*** Opening Data for this exercise ***
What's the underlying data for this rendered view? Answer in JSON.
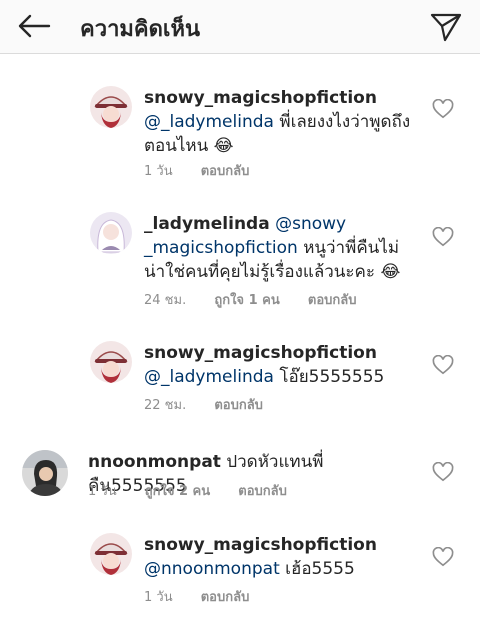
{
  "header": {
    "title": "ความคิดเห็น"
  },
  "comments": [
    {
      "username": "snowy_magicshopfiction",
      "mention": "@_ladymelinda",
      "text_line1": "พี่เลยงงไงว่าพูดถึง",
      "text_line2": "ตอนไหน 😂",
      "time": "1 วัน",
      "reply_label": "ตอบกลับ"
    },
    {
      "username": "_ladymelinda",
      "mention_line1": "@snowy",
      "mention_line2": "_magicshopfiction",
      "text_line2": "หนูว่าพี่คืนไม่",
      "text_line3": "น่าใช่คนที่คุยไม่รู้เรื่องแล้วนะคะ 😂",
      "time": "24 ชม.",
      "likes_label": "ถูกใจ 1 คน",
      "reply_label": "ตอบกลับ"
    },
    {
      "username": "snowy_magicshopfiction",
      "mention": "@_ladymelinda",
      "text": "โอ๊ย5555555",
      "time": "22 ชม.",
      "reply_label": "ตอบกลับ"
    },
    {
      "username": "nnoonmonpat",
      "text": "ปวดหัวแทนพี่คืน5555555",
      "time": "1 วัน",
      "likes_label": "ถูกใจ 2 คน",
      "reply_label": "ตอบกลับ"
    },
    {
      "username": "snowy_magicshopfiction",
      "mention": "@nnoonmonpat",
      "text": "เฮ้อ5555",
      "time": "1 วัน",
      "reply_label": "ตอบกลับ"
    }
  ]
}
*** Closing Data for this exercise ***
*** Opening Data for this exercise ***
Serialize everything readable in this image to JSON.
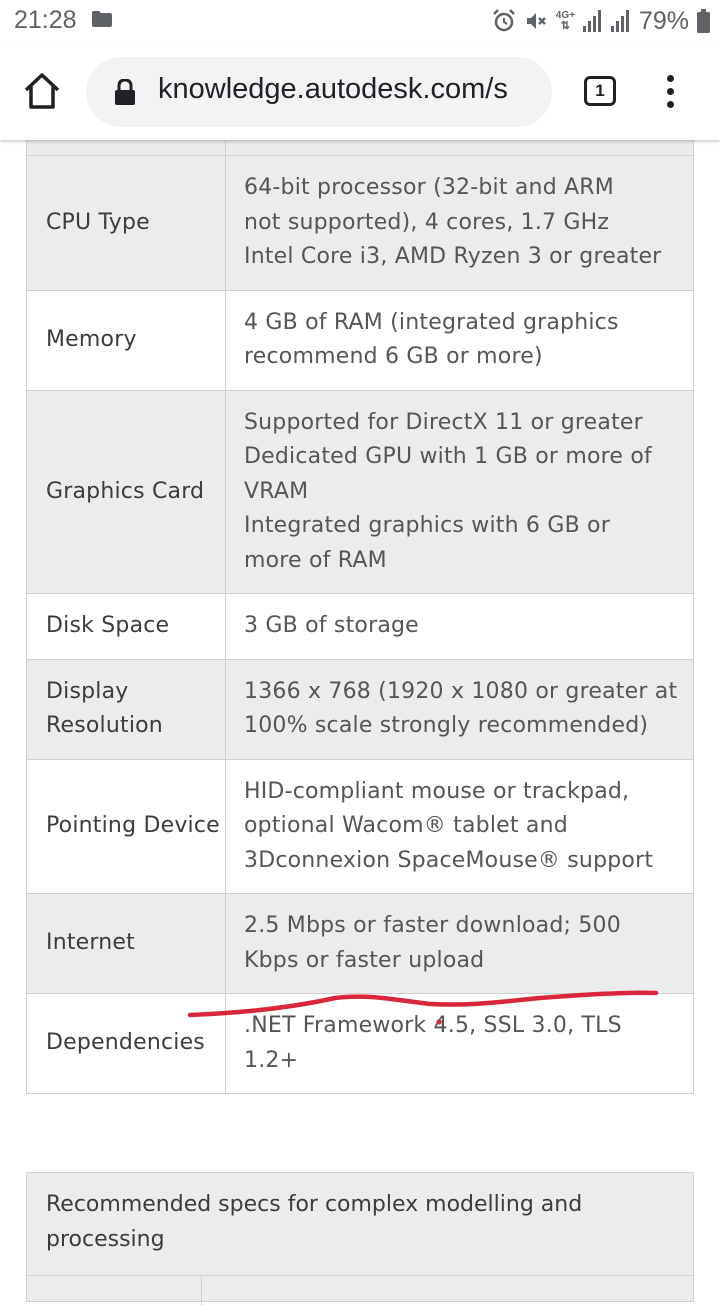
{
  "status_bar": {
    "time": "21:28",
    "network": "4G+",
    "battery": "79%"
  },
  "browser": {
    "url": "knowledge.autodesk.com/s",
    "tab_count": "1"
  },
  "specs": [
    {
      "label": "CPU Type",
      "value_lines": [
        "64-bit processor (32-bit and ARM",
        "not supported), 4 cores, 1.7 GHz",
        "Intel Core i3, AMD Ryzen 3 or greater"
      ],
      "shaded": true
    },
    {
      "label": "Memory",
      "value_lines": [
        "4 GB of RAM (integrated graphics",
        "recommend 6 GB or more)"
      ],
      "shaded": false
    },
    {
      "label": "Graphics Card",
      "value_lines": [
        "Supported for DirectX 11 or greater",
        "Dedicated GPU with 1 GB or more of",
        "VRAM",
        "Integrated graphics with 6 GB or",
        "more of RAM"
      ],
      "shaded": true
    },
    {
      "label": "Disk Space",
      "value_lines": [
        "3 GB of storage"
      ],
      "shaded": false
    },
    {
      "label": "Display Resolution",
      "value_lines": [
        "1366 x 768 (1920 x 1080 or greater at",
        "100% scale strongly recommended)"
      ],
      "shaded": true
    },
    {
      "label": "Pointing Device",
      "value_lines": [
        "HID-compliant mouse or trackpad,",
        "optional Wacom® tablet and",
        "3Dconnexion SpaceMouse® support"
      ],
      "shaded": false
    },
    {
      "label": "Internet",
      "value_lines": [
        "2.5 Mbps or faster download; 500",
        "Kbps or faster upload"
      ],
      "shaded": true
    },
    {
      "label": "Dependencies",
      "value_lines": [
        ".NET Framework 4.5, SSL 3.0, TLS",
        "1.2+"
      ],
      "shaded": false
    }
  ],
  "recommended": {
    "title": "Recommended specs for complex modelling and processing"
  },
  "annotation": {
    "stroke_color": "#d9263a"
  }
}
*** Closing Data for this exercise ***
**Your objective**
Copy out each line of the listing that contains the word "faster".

**Final answer**
        "2.5 Mbps or faster download; 500",
        "Kbps or faster upload"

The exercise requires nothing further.